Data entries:
>>>
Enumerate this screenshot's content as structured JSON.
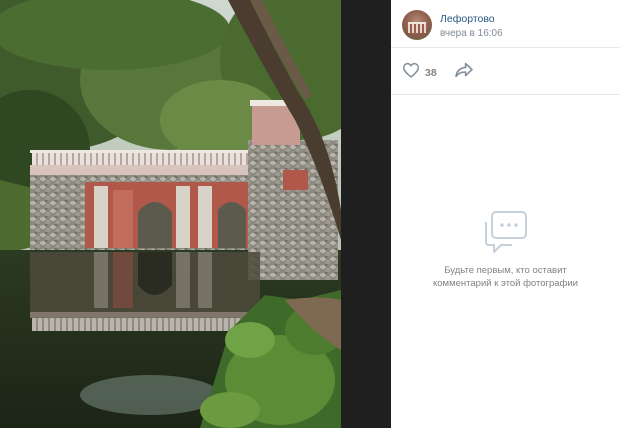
{
  "photo": {
    "alt_icon": "photo-park-grotto"
  },
  "post": {
    "group_name": "Лефортово",
    "time": "вчера в 16:06",
    "likes": "38",
    "like_icon": "heart-icon",
    "share_icon": "share-arrow-icon"
  },
  "comments": {
    "empty_icon": "comment-bubble-icon",
    "empty_text": "Будьте первым, кто оставит комментарий к этой фотографии"
  },
  "colors": {
    "link": "#2a5885",
    "muted": "#828282",
    "backdrop": "#1f1f1f"
  }
}
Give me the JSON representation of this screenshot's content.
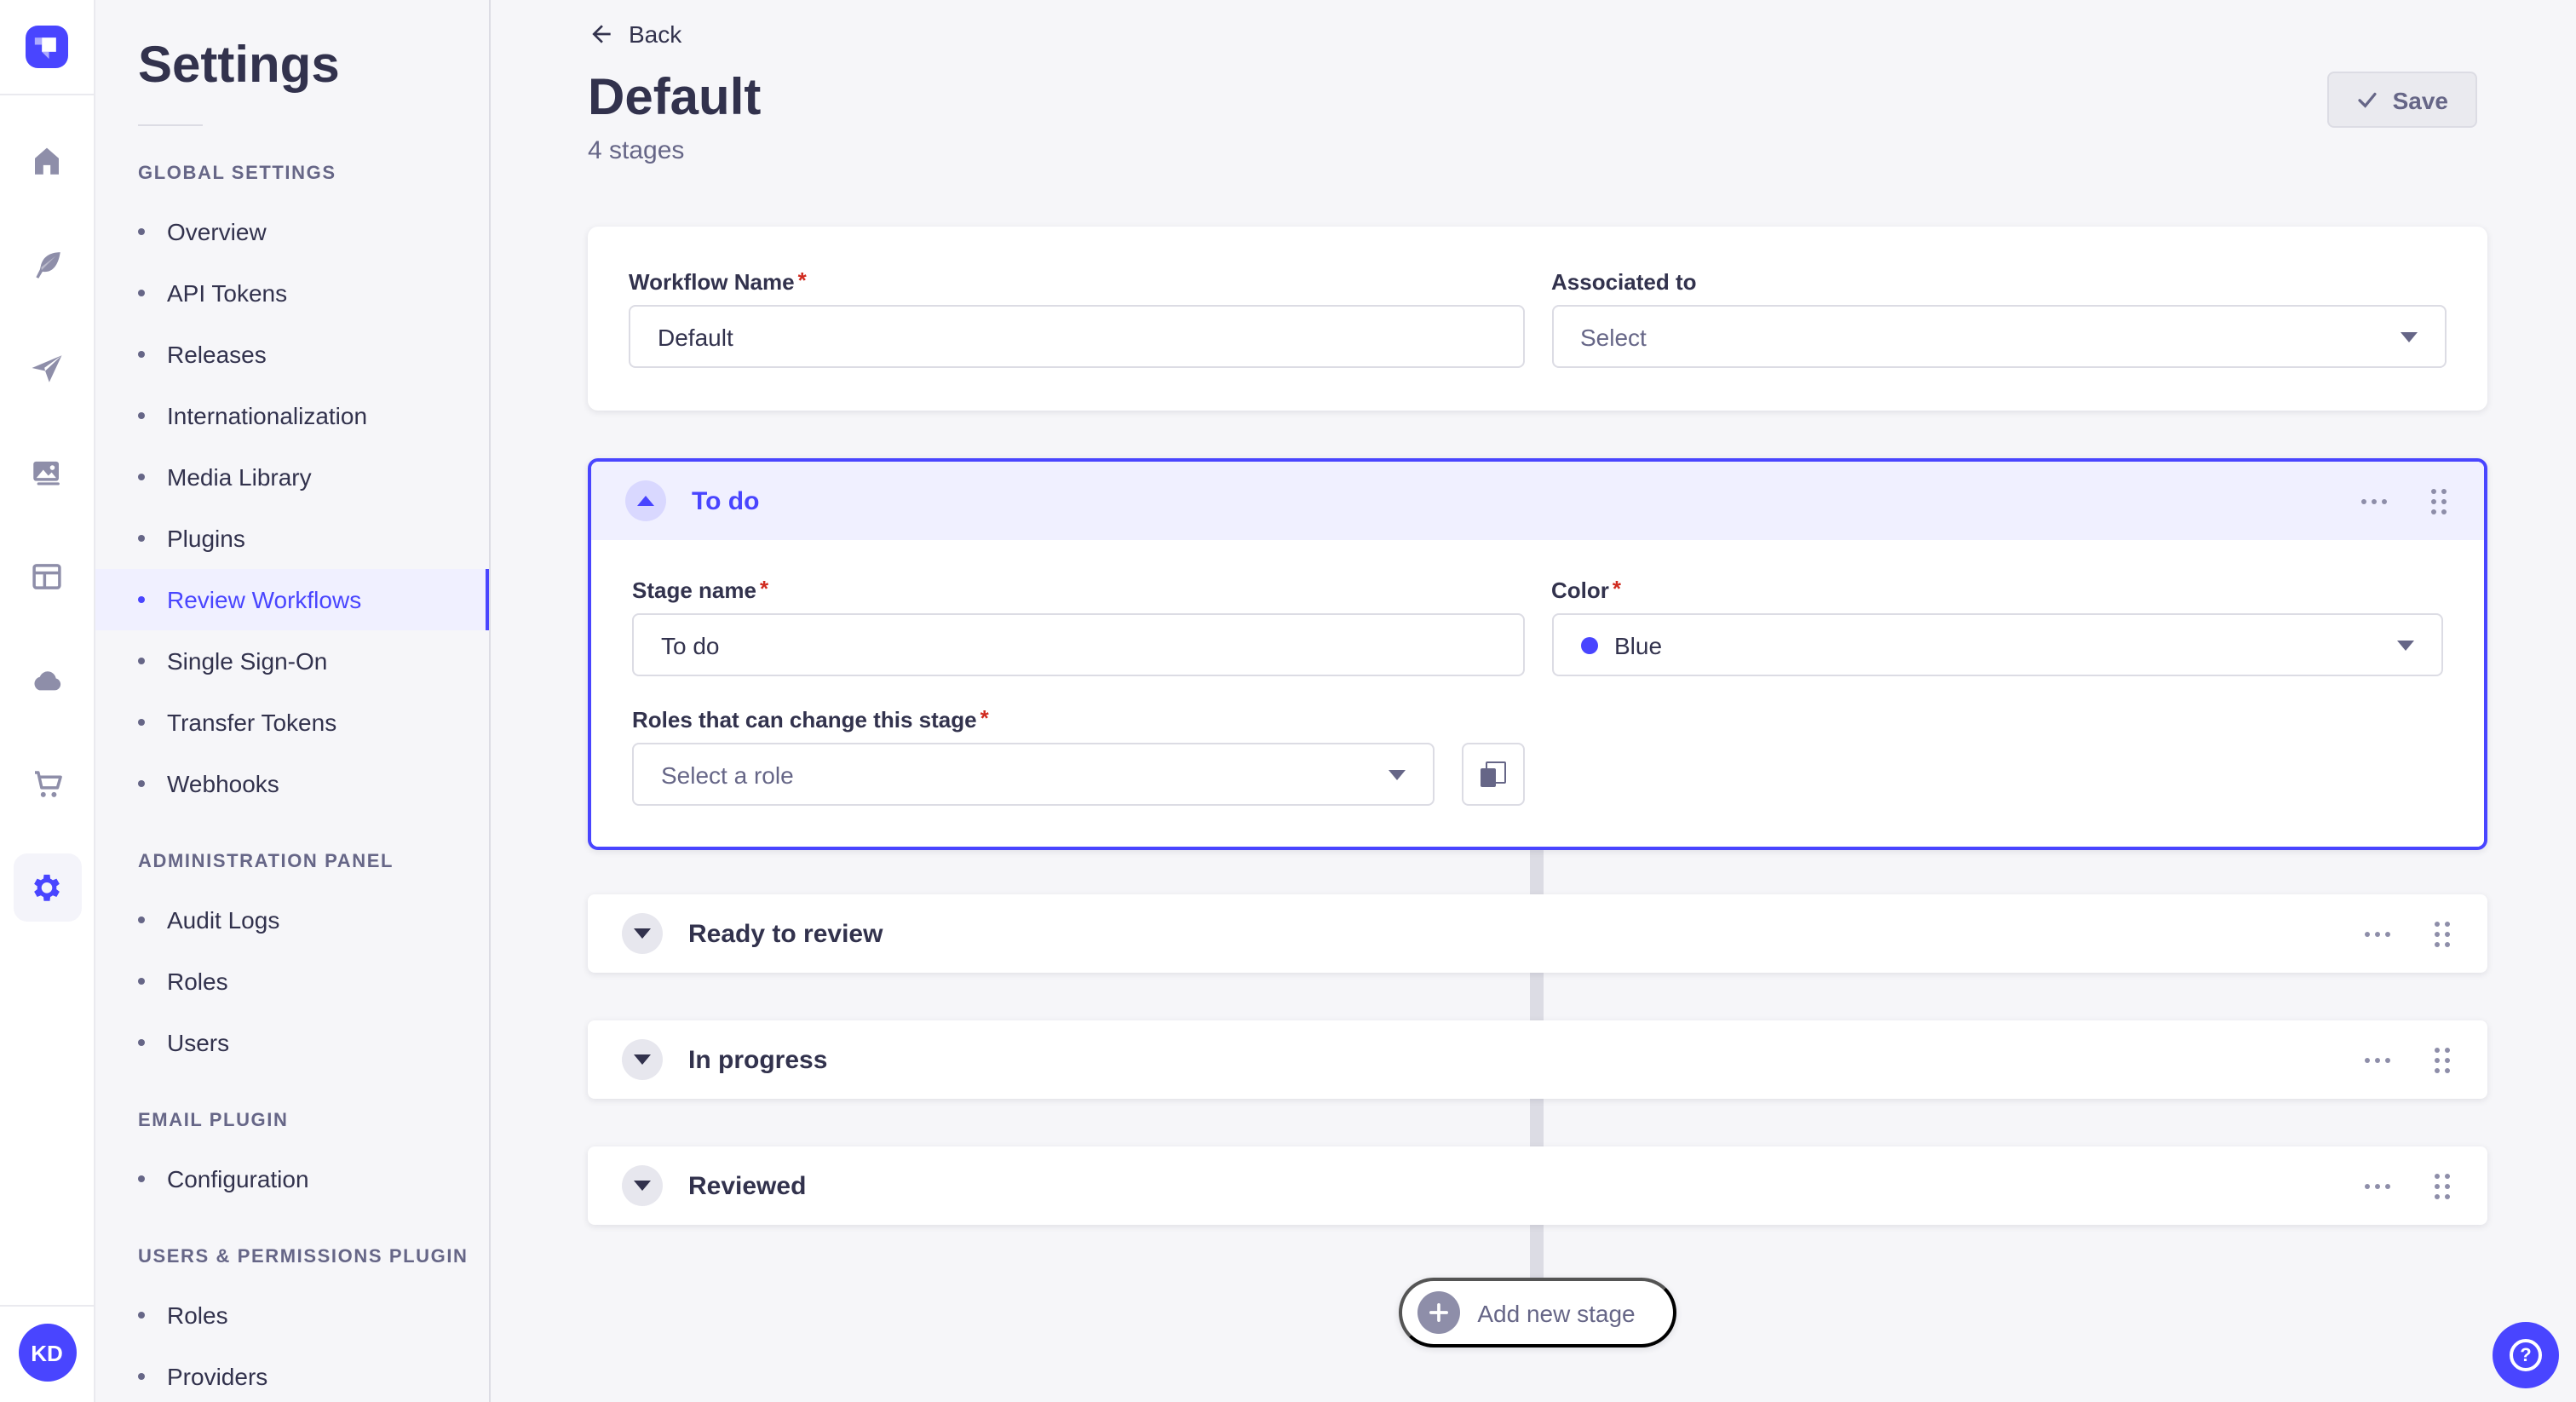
{
  "colors": {
    "primary": "#4945ff",
    "primary_light": "#f0f0ff",
    "required_red": "#d02b20",
    "connector_gray": "#dcdce4",
    "app_background": "#f6f6f9"
  },
  "ui": {
    "required_mark": "*",
    "help_glyph": "?"
  },
  "user": {
    "initials": "KD"
  },
  "rail": {
    "icons": [
      "strapi-logo",
      "home",
      "feather-pen",
      "paper-plane",
      "pictures",
      "layout",
      "cloud",
      "shopping-cart",
      "gear"
    ],
    "active_icon": "gear"
  },
  "sidebar": {
    "title": "Settings",
    "sections": [
      {
        "label": "GLOBAL SETTINGS",
        "active_item": "Review Workflows",
        "items": [
          "Overview",
          "API Tokens",
          "Releases",
          "Internationalization",
          "Media Library",
          "Plugins",
          "Review Workflows",
          "Single Sign-On",
          "Transfer Tokens",
          "Webhooks"
        ]
      },
      {
        "label": "ADMINISTRATION PANEL",
        "items": [
          "Audit Logs",
          "Roles",
          "Users"
        ]
      },
      {
        "label": "EMAIL PLUGIN",
        "items": [
          "Configuration"
        ]
      },
      {
        "label": "USERS & PERMISSIONS PLUGIN",
        "items": [
          "Roles",
          "Providers"
        ]
      }
    ]
  },
  "header": {
    "back_label": "Back",
    "title": "Default",
    "subtitle": "4 stages",
    "save_label": "Save"
  },
  "workflow_form": {
    "workflow_name": {
      "label": "Workflow Name",
      "required": true,
      "value": "Default"
    },
    "associated_to": {
      "label": "Associated to",
      "required": false,
      "placeholder": "Select"
    }
  },
  "stages": [
    {
      "name": "To do",
      "expanded": true,
      "stage_name": {
        "label": "Stage name",
        "required": true,
        "value": "To do"
      },
      "color": {
        "label": "Color",
        "required": true,
        "value": "Blue",
        "swatch": "#4945ff"
      },
      "roles": {
        "label": "Roles that can change this stage",
        "required": true,
        "placeholder": "Select a role"
      }
    },
    {
      "name": "Ready to review",
      "expanded": false
    },
    {
      "name": "In progress",
      "expanded": false
    },
    {
      "name": "Reviewed",
      "expanded": false
    }
  ],
  "add_stage_label": "Add new stage"
}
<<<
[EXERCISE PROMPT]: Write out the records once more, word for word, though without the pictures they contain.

[ANSWER BELOW]:
Enumerate this screenshot's content as structured JSON.
{
  "photo": {
    "alt_icon": "photo-park-grotto"
  },
  "post": {
    "group_name": "Лефортово",
    "time": "вчера в 16:06",
    "likes": "38",
    "like_icon": "heart-icon",
    "share_icon": "share-arrow-icon"
  },
  "comments": {
    "empty_icon": "comment-bubble-icon",
    "empty_text": "Будьте первым, кто оставит комментарий к этой фотографии"
  },
  "colors": {
    "link": "#2a5885",
    "muted": "#828282",
    "backdrop": "#1f1f1f"
  }
}
Give me the JSON representation of this screenshot's content.
{
  "colors": {
    "primary": "#4945ff",
    "primary_light": "#f0f0ff",
    "required_red": "#d02b20",
    "connector_gray": "#dcdce4",
    "app_background": "#f6f6f9"
  },
  "ui": {
    "required_mark": "*",
    "help_glyph": "?"
  },
  "user": {
    "initials": "KD"
  },
  "rail": {
    "icons": [
      "strapi-logo",
      "home",
      "feather-pen",
      "paper-plane",
      "pictures",
      "layout",
      "cloud",
      "shopping-cart",
      "gear"
    ],
    "active_icon": "gear"
  },
  "sidebar": {
    "title": "Settings",
    "sections": [
      {
        "label": "GLOBAL SETTINGS",
        "active_item": "Review Workflows",
        "items": [
          "Overview",
          "API Tokens",
          "Releases",
          "Internationalization",
          "Media Library",
          "Plugins",
          "Review Workflows",
          "Single Sign-On",
          "Transfer Tokens",
          "Webhooks"
        ]
      },
      {
        "label": "ADMINISTRATION PANEL",
        "items": [
          "Audit Logs",
          "Roles",
          "Users"
        ]
      },
      {
        "label": "EMAIL PLUGIN",
        "items": [
          "Configuration"
        ]
      },
      {
        "label": "USERS & PERMISSIONS PLUGIN",
        "items": [
          "Roles",
          "Providers"
        ]
      }
    ]
  },
  "header": {
    "back_label": "Back",
    "title": "Default",
    "subtitle": "4 stages",
    "save_label": "Save"
  },
  "workflow_form": {
    "workflow_name": {
      "label": "Workflow Name",
      "required": true,
      "value": "Default"
    },
    "associated_to": {
      "label": "Associated to",
      "required": false,
      "placeholder": "Select"
    }
  },
  "stages": [
    {
      "name": "To do",
      "expanded": true,
      "stage_name": {
        "label": "Stage name",
        "required": true,
        "value": "To do"
      },
      "color": {
        "label": "Color",
        "required": true,
        "value": "Blue",
        "swatch": "#4945ff"
      },
      "roles": {
        "label": "Roles that can change this stage",
        "required": true,
        "placeholder": "Select a role"
      }
    },
    {
      "name": "Ready to review",
      "expanded": false
    },
    {
      "name": "In progress",
      "expanded": false
    },
    {
      "name": "Reviewed",
      "expanded": false
    }
  ],
  "add_stage_label": "Add new stage"
}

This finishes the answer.